Biopolym. Cell. 2019; 35(3):237-238.
Chronicle and Information
DNA repair toolbox – cellular ability to repair multiple simultaneously induced single-strand DNA breaks
1Szelest O., 1Kurleto D., 1Dobrucki J. W.
  1. Department of Cell Biophysics, Faculty of Biochemistry, Biophysics and Biotechnology
    Jagiellonian University, Krakow

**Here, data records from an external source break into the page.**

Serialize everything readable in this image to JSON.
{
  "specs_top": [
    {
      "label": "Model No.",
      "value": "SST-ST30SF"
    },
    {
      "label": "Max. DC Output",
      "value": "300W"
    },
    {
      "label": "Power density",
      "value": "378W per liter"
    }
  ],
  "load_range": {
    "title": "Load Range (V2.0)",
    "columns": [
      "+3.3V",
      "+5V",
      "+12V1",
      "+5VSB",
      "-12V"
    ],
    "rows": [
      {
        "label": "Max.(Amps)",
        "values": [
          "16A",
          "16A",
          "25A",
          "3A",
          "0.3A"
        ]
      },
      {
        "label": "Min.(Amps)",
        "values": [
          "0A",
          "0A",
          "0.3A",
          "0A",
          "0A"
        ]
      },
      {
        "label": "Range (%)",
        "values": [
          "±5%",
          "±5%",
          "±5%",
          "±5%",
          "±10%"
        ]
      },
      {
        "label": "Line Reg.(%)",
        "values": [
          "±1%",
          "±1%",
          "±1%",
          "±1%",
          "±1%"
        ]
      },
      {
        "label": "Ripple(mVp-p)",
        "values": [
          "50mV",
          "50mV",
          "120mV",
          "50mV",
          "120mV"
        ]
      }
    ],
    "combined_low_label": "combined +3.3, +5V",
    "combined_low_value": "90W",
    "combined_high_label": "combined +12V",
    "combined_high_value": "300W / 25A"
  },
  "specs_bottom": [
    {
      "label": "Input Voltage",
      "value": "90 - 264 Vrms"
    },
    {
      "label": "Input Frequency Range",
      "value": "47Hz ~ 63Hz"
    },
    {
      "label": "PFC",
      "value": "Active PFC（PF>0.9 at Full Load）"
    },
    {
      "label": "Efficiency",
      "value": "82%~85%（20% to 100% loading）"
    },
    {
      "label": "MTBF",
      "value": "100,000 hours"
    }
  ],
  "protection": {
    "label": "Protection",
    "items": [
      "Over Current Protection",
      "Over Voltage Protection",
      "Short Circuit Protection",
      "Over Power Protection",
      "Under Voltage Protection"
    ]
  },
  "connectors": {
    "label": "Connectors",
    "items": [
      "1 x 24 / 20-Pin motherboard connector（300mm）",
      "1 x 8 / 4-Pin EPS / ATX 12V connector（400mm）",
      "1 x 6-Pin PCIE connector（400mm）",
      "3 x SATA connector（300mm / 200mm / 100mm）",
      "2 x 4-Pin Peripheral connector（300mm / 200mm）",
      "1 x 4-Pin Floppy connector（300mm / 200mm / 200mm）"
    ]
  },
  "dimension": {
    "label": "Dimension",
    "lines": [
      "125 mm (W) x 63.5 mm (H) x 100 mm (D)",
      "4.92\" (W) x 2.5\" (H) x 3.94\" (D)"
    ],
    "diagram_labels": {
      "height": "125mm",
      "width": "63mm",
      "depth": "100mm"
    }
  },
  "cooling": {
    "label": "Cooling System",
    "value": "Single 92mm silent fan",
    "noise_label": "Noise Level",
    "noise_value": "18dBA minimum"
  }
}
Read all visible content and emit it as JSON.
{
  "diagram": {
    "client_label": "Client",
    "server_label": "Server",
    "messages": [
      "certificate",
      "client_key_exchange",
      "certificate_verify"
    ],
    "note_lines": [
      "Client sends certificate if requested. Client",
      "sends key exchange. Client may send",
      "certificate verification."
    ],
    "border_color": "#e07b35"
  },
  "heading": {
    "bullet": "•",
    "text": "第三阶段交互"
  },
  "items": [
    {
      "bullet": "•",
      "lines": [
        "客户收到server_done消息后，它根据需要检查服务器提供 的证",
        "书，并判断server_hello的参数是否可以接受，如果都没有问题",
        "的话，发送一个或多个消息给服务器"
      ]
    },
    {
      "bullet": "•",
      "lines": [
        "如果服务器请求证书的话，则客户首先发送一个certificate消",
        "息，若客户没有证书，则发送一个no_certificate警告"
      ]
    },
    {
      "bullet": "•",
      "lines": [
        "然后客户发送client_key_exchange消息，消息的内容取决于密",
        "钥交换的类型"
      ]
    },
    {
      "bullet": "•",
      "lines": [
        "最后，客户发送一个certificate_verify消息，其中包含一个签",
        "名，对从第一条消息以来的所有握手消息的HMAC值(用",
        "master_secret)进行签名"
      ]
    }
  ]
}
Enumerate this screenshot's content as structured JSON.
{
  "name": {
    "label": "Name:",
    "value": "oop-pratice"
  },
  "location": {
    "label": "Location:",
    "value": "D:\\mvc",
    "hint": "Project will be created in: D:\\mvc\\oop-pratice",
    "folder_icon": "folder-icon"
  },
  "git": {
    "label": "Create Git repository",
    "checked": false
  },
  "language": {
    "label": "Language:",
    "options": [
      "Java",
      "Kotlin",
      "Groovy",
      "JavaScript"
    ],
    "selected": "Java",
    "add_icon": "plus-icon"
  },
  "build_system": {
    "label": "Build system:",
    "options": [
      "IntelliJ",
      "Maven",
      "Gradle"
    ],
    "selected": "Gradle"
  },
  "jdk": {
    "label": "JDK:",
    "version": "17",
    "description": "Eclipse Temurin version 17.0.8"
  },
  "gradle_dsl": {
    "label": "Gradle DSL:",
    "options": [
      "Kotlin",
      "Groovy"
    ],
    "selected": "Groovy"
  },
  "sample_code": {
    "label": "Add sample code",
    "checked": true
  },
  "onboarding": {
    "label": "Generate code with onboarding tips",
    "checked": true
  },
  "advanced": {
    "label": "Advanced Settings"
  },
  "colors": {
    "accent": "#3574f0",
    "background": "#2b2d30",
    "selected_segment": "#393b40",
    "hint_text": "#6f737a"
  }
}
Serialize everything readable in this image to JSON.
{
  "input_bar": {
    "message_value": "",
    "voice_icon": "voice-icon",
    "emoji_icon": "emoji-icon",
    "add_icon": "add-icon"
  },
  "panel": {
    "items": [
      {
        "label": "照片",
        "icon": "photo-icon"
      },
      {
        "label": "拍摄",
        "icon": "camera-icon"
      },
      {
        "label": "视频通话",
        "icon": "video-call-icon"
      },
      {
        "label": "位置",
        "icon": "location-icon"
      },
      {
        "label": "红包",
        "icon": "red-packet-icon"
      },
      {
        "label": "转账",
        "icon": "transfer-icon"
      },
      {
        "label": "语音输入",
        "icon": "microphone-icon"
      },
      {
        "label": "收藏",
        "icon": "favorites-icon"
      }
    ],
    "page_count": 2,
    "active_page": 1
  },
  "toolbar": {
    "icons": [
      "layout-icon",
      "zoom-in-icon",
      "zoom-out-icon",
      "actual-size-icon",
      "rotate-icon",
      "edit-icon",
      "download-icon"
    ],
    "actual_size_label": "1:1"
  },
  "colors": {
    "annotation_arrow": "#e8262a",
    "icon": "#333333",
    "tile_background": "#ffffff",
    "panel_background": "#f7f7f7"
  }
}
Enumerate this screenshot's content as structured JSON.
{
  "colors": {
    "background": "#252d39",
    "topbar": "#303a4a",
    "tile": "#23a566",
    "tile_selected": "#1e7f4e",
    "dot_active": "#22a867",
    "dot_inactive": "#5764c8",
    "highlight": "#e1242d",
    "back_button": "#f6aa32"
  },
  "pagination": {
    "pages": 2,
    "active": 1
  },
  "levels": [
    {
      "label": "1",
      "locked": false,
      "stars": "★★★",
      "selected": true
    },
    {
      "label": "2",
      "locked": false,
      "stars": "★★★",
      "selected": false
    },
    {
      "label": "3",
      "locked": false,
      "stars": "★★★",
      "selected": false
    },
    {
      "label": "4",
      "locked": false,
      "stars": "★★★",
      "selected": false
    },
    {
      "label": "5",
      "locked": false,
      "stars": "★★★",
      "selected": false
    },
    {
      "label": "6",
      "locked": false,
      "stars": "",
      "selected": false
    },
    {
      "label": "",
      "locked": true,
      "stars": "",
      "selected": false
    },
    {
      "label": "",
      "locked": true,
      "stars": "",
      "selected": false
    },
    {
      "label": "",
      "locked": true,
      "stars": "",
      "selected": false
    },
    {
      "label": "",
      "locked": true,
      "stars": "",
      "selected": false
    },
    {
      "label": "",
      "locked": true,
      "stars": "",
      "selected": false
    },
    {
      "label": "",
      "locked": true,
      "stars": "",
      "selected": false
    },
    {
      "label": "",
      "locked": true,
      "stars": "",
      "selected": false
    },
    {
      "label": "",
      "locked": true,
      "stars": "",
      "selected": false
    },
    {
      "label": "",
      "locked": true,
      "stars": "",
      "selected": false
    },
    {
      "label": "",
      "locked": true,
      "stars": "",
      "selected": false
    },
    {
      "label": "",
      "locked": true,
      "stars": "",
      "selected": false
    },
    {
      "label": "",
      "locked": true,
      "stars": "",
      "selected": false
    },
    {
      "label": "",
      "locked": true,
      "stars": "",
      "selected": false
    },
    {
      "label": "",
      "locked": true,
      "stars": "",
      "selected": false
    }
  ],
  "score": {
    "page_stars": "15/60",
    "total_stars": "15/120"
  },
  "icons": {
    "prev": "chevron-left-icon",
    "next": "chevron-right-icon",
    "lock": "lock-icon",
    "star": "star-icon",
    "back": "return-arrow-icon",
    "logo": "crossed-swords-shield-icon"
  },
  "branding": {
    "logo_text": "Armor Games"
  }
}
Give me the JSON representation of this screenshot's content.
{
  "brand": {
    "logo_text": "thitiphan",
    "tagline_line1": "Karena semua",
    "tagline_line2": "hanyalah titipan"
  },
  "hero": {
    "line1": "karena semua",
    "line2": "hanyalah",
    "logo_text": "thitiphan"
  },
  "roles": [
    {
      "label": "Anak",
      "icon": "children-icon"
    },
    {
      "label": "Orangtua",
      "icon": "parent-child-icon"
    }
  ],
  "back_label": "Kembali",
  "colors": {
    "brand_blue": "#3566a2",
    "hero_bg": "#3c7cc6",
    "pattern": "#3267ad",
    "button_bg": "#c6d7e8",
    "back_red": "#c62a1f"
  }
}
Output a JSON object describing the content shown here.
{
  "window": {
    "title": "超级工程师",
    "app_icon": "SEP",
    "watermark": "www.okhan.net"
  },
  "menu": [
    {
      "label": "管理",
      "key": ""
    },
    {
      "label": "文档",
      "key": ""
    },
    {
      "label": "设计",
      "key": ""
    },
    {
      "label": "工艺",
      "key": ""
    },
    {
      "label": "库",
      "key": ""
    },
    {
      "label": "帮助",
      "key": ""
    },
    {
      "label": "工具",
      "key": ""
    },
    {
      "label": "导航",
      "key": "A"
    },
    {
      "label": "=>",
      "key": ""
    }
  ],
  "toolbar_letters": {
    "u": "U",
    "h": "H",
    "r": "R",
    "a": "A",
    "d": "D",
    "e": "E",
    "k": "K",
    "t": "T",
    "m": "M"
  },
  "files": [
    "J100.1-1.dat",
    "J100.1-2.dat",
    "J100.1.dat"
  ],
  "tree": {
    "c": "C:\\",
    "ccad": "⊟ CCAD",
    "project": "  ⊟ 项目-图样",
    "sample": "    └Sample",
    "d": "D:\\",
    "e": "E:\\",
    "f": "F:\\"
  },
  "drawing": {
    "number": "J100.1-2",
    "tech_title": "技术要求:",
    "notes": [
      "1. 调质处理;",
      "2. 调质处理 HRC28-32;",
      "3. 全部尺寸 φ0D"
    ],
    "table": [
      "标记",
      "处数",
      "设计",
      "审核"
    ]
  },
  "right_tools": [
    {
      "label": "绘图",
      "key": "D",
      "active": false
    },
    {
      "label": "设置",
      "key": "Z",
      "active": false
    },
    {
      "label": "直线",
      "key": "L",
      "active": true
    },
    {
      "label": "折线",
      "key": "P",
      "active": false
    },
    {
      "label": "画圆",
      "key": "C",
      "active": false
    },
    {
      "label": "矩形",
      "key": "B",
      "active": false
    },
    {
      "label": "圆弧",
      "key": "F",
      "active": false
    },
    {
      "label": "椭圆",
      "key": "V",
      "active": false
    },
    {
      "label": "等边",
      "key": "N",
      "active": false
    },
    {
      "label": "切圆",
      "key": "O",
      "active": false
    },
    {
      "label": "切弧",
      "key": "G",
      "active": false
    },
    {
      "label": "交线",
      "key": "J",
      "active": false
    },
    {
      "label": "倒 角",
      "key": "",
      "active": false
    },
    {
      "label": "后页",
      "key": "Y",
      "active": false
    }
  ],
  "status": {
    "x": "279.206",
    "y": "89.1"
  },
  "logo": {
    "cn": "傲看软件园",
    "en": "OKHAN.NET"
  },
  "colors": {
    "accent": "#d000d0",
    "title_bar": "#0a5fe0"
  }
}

Cellular capacity to repair DNA damage is limited, partly due to a fact that the number of copies of nuclear proteins available for a task of DNA repair is limited. Two key players involved in repair of SSBs, XRCC1 (X-ray Repair Cross Complementing Protein 1), which is involved in short patch and long path repair of single-strand DNA breaks (SSBs), and PCNA (Proliferating Cell Nuclear Antigen), which is primarily involved in DNA replication, are recruited to the site of damage. Aims. This research is focused on understanding the process of saturation of a capacity to repair single-strand DNA breaks, by means of imaging recruitment of XRCC1 and PCNA to DNA lesions induced in non-replicating and replicating cells. The goal of this work was to assess cellular capacity to recruit detectable numbers of PCNA and XRCC1 molecules to several DNA lesions induced in close succession or separated by time interval, and quantitate a process of saturation of repair capacity as a function of the number of damage sites and the position of a cell in the cell cycle. Methods. Local DNA damage (SSBs) was induced by exposing a small region of the cell nucleus to a focused beam of laser light1. Live cells, expressing GFP-PCNA and RFP-XRCC1, or cells stained by immunofluorescence, were imaged using confocal fluorescence microscopy. Results. XRCC1 was recruited to the induced DNA lesions in all phases of the cell cycle, in contrast to PCNA which was not recruited in early S phase. Recruitment of PCNA was detected exclusively in middle and late S-phase. When DNA SSBs were induced at short time intervals (seconds) in several locations (from 1 to 30) in the cell nucleus, RFP-XRCC1 was recruited to only 5-6 of them. The recruitment of GFP-PCNA was limited to an even lower number of damage spots. When DNA lesions were induced in close succession, the amount of XRCC1 was the highest in the first spot, and lower in each subsequent location, suggesting that the cell activated recruitment very quickly, and was significantly exhausting the stock of the repair protein by recruiting it to each subsequent DNA lesion. Interestingly, a small amount of XRCC1 and PCNA which was not recruited to any damage site always remained in the cell nucleus outside of the damaged regions. Immunofluorescence studies confirmed the results obtained with live cells expressing fusion proteins. Conclusions. Cellular ability to repair single-strand DNA breaks that were generated in different locations, in succession of each other, is limited to a just few SSBs spots. The cell appears to recruit very large number of copies of XRCC1 and PCNA to the first detected lesion rather than spread the resources over all the lesions. In early and late S-phase, when the number of damage sites exceeds approximately 3, the available PCNA pool appears to be exhausted, while recruitment of XRCC1 is still detectable. This suggests switching repair mechanisms from long to short patch. Project funded by the National Science Centre, Poland, grant no. 2017/27/N/NZ1/00975 1. Solarczyk, K.J. et al. Inducing local DNA damage by visible light to study chromatin repair. DNA Repair (Amst). 11, 996–1002 (2012).